• Your task
Gather, from the data below, each line in which the word "glyph" occurs.

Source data

____________

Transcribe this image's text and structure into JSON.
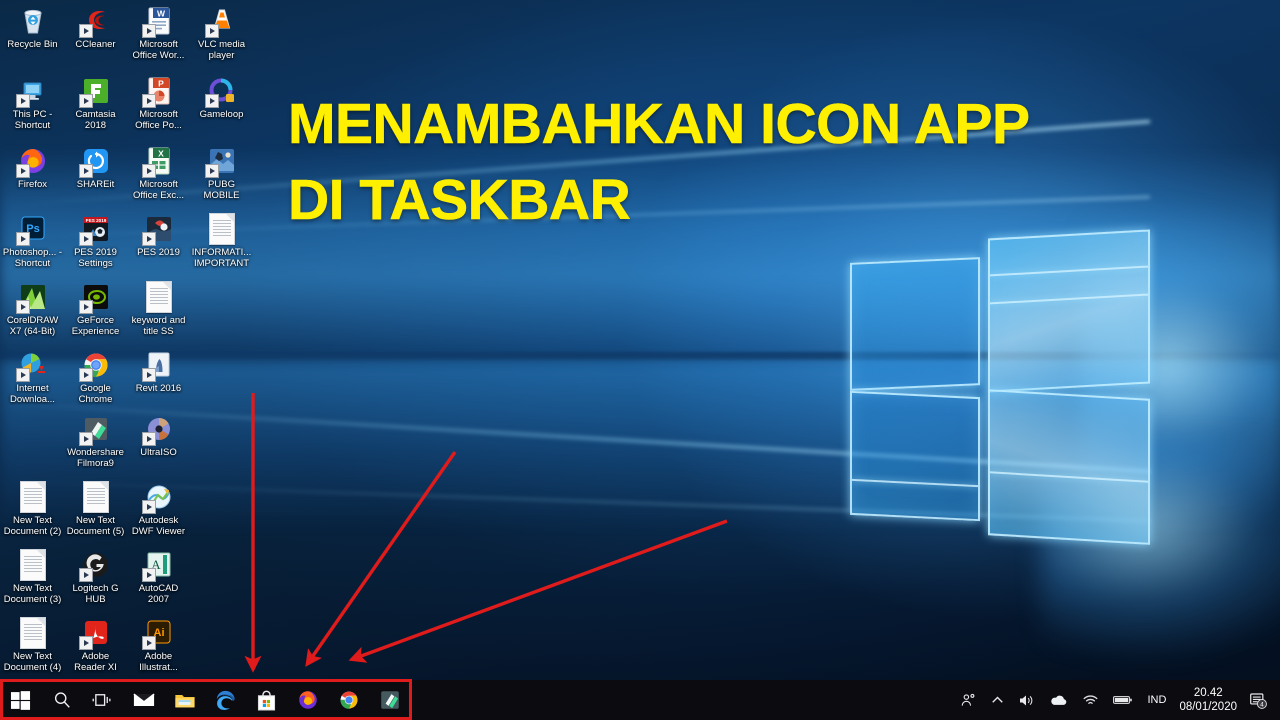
{
  "overlay": {
    "title_line1": "MENAMBAHKAN ICON APP",
    "title_line2": "DI TASKBAR",
    "title_color": "#ffef00",
    "highlight_color": "#e01b1b",
    "arrow_color": "#e01b1b",
    "arrow_count": 3
  },
  "desktop": {
    "icons": [
      {
        "label": "Recycle Bin",
        "icon": "recycle-bin-icon",
        "col": 0,
        "row": 0,
        "shortcut": false
      },
      {
        "label": "CCleaner",
        "icon": "ccleaner-icon",
        "col": 1,
        "row": 0,
        "shortcut": true
      },
      {
        "label": "Microsoft Office Wor...",
        "icon": "microsoft-word-icon",
        "col": 2,
        "row": 0,
        "shortcut": true
      },
      {
        "label": "VLC media player",
        "icon": "vlc-media-player-icon",
        "col": 3,
        "row": 0,
        "shortcut": true
      },
      {
        "label": "This PC - Shortcut",
        "icon": "this-pc-icon",
        "col": 0,
        "row": 1,
        "shortcut": true
      },
      {
        "label": "Camtasia 2018",
        "icon": "camtasia-icon",
        "col": 1,
        "row": 1,
        "shortcut": true
      },
      {
        "label": "Microsoft Office Po...",
        "icon": "microsoft-powerpoint-icon",
        "col": 2,
        "row": 1,
        "shortcut": true
      },
      {
        "label": "Gameloop",
        "icon": "gameloop-icon",
        "col": 3,
        "row": 1,
        "shortcut": true
      },
      {
        "label": "Firefox",
        "icon": "firefox-icon",
        "col": 0,
        "row": 2,
        "shortcut": true
      },
      {
        "label": "SHAREit",
        "icon": "shareit-icon",
        "col": 1,
        "row": 2,
        "shortcut": true
      },
      {
        "label": "Microsoft Office Exc...",
        "icon": "microsoft-excel-icon",
        "col": 2,
        "row": 2,
        "shortcut": true
      },
      {
        "label": "PUBG MOBILE",
        "icon": "pubg-mobile-icon",
        "col": 3,
        "row": 2,
        "shortcut": true
      },
      {
        "label": "Photoshop... - Shortcut",
        "icon": "adobe-photoshop-icon",
        "col": 0,
        "row": 3,
        "shortcut": true
      },
      {
        "label": "PES 2019 Settings",
        "icon": "pes-2019-settings-icon",
        "col": 1,
        "row": 3,
        "shortcut": true
      },
      {
        "label": "PES 2019",
        "icon": "pes-2019-icon",
        "col": 2,
        "row": 3,
        "shortcut": true
      },
      {
        "label": "INFORMATI... IMPORTANT",
        "icon": "text-document-icon",
        "col": 3,
        "row": 3,
        "shortcut": false
      },
      {
        "label": "CorelDRAW X7 (64-Bit)",
        "icon": "coreldraw-icon",
        "col": 0,
        "row": 4,
        "shortcut": true
      },
      {
        "label": "GeForce Experience",
        "icon": "geforce-experience-icon",
        "col": 1,
        "row": 4,
        "shortcut": true
      },
      {
        "label": "keyword and title SS",
        "icon": "text-document-icon",
        "col": 2,
        "row": 4,
        "shortcut": false
      },
      {
        "label": "Internet Downloa...",
        "icon": "internet-download-manager-icon",
        "col": 0,
        "row": 5,
        "shortcut": true
      },
      {
        "label": "Google Chrome",
        "icon": "google-chrome-icon",
        "col": 1,
        "row": 5,
        "shortcut": true
      },
      {
        "label": "Revit 2016",
        "icon": "revit-icon",
        "col": 2,
        "row": 5,
        "shortcut": true
      },
      {
        "label": "Wondershare Filmora9",
        "icon": "filmora-icon",
        "col": 1,
        "row": 6,
        "shortcut": true
      },
      {
        "label": "UltraISO",
        "icon": "ultraiso-icon",
        "col": 2,
        "row": 6,
        "shortcut": true
      },
      {
        "label": "New Text Document (2)",
        "icon": "text-document-icon",
        "col": 0,
        "row": 7,
        "shortcut": false
      },
      {
        "label": "New Text Document (5)",
        "icon": "text-document-icon",
        "col": 1,
        "row": 7,
        "shortcut": false
      },
      {
        "label": "Autodesk DWF Viewer",
        "icon": "autodesk-dwf-viewer-icon",
        "col": 2,
        "row": 7,
        "shortcut": true
      },
      {
        "label": "New Text Document (3)",
        "icon": "text-document-icon",
        "col": 0,
        "row": 8,
        "shortcut": false
      },
      {
        "label": "Logitech G HUB",
        "icon": "logitech-g-hub-icon",
        "col": 1,
        "row": 8,
        "shortcut": true
      },
      {
        "label": "AutoCAD 2007",
        "icon": "autocad-icon",
        "col": 2,
        "row": 8,
        "shortcut": true
      },
      {
        "label": "New Text Document (4)",
        "icon": "text-document-icon",
        "col": 0,
        "row": 9,
        "shortcut": false
      },
      {
        "label": "Adobe Reader XI",
        "icon": "adobe-reader-icon",
        "col": 1,
        "row": 9,
        "shortcut": true
      },
      {
        "label": "Adobe Illustrat...",
        "icon": "adobe-illustrator-icon",
        "col": 2,
        "row": 9,
        "shortcut": true
      }
    ]
  },
  "taskbar": {
    "pinned": [
      {
        "name": "start-button",
        "icon": "windows-start-icon",
        "running": false
      },
      {
        "name": "search-button",
        "icon": "search-icon",
        "running": false
      },
      {
        "name": "task-view-button",
        "icon": "task-view-icon",
        "running": false
      },
      {
        "name": "mail-button",
        "icon": "mail-icon",
        "running": false
      },
      {
        "name": "file-explorer-button",
        "icon": "file-explorer-icon",
        "running": true
      },
      {
        "name": "edge-button",
        "icon": "microsoft-edge-icon",
        "running": false
      },
      {
        "name": "store-button",
        "icon": "microsoft-store-icon",
        "running": true
      },
      {
        "name": "firefox-button",
        "icon": "firefox-icon",
        "running": false
      },
      {
        "name": "chrome-button",
        "icon": "google-chrome-icon",
        "running": true
      },
      {
        "name": "filmora-button",
        "icon": "filmora-icon",
        "running": false
      }
    ],
    "tray": [
      {
        "name": "meet-now-icon",
        "glyph": "people"
      },
      {
        "name": "show-hidden-icons",
        "glyph": "chevron-up"
      },
      {
        "name": "volume-icon",
        "glyph": "speaker"
      },
      {
        "name": "onedrive-icon",
        "glyph": "cloud"
      },
      {
        "name": "network-icon",
        "glyph": "wifi"
      },
      {
        "name": "battery-icon",
        "glyph": "battery"
      }
    ],
    "language": "IND",
    "clock_time": "20.42",
    "clock_date": "08/01/2020",
    "notification_count": "4"
  }
}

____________

• Solution to the exercise
        "glyph": "people"
        "glyph": "chevron-up"
        "glyph": "speaker"
        "glyph": "cloud"
        "glyph": "wifi"
        "glyph": "battery"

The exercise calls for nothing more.